"I am very sure he will be a success at Everton. He will need maybe half a year of adaptation time but then he will be invaluable. Remember that he has four or five good years to go at the top of his game. He has a very good mind-set and he always wants to work hard. He has good technical skills and is very capable of transitioning to the Premier League eventually."
Whether Koeman has the time to wait for that is another matter. Everton's Europa League prospects are in the balance and the visit of Arsenal on Sunday already looks like a huge game with a trio of away fixtures to follow.

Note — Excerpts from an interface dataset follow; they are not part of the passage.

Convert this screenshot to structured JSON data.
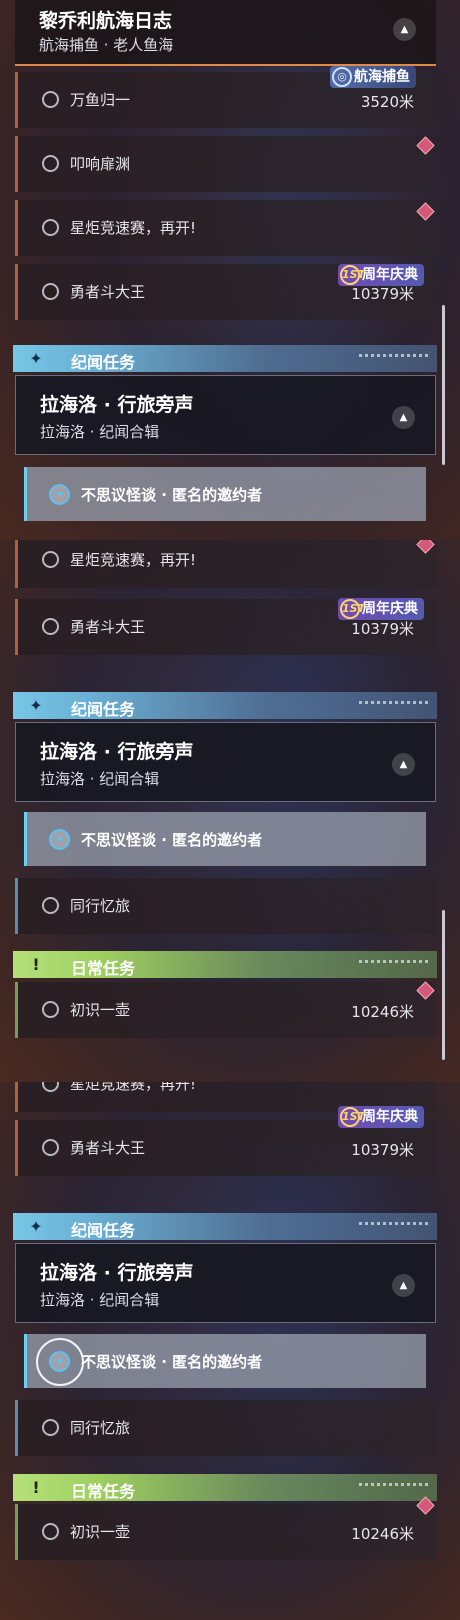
{
  "frame1": {
    "header_card": {
      "title": "黎乔利航海日志",
      "subtitle": "航海捕鱼 · 老人鱼海",
      "collapse_icon": "chevron-up-icon"
    },
    "quests": [
      {
        "label": "万鱼归一",
        "distance": "3520米",
        "badge": "航海捕鱼"
      },
      {
        "label": "叩响扉渊",
        "distance": ""
      },
      {
        "label": "星炬竞速赛，再开!",
        "distance": ""
      },
      {
        "label": "勇者斗大王",
        "distance": "10379米",
        "badge": "周年庆典"
      }
    ],
    "section": {
      "title": "纪闻任务",
      "icon": "sparkle-icon"
    },
    "card": {
      "title": "拉海洛 · 行旅旁声",
      "subtitle": "拉海洛 · 纪闻合辑",
      "collapse_icon": "chevron-up-icon"
    },
    "sub": {
      "label": "不思议怪谈 · 匿名的邀约者",
      "icon": "compass-icon"
    }
  },
  "frame2": {
    "quests": [
      {
        "label": "星炬竞速赛，再开!",
        "distance": ""
      },
      {
        "label": "勇者斗大王",
        "distance": "10379米",
        "badge": "周年庆典"
      }
    ],
    "section": {
      "title": "纪闻任务",
      "icon": "sparkle-icon"
    },
    "card": {
      "title": "拉海洛 · 行旅旁声",
      "subtitle": "拉海洛 · 纪闻合辑",
      "collapse_icon": "chevron-up-icon"
    },
    "sub": {
      "label": "不思议怪谈 · 匿名的邀约者",
      "icon": "compass-icon"
    },
    "companion": {
      "label": "同行忆旅"
    },
    "daily_section": {
      "title": "日常任务",
      "icon": "exclamation-icon",
      "icon_text": "!"
    },
    "daily": {
      "label": "初识一壶",
      "distance": "10246米"
    }
  },
  "frame3": {
    "quests": [
      {
        "label": "星炬竞速赛，再开!",
        "distance": ""
      },
      {
        "label": "勇者斗大王",
        "distance": "10379米",
        "badge": "周年庆典"
      }
    ],
    "section": {
      "title": "纪闻任务",
      "icon": "sparkle-icon"
    },
    "card": {
      "title": "拉海洛 · 行旅旁声",
      "subtitle": "拉海洛 · 纪闻合辑",
      "collapse_icon": "chevron-up-icon"
    },
    "sub": {
      "label": "不思议怪谈 · 匿名的邀约者",
      "icon": "compass-icon"
    },
    "companion": {
      "label": "同行忆旅"
    },
    "daily_section": {
      "title": "日常任务",
      "icon": "exclamation-icon",
      "icon_text": "!"
    },
    "daily": {
      "label": "初识一壶",
      "distance": "10246米"
    }
  },
  "badges": {
    "anni_prefix": "1ST"
  },
  "colors": {
    "section_blue": "#77c6e6",
    "section_green": "#b5e07a",
    "gem": "#d25a78",
    "accent_orange": "#b0623c"
  }
}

Fail to win it and a defeat to Leicester the following week could leave Everton in the relegation zone after 10 matches.
Koeman's exit would not be expected to improve Klaassen's prospects and there are those Everton fans already anxious to see the club reinvest the Romelu Lukaku funds again in January if it means bringing better balance to the squad. Klaassen's admirers will be hoping that a lesson from the recent Premier League past could yet inform the player's future.
When Tottenham sold Gareth Bale and were said to have 'sold Elvis to buy the Beatles', the new signings were soon dismissed as Robert Soldado and Paulinho faltered. But Christian Eriksen was among that summer's arrivals. Perhaps it is rather too soon to rule out the prospect of another old Ajax playmaker turning himself into a Premier League success too.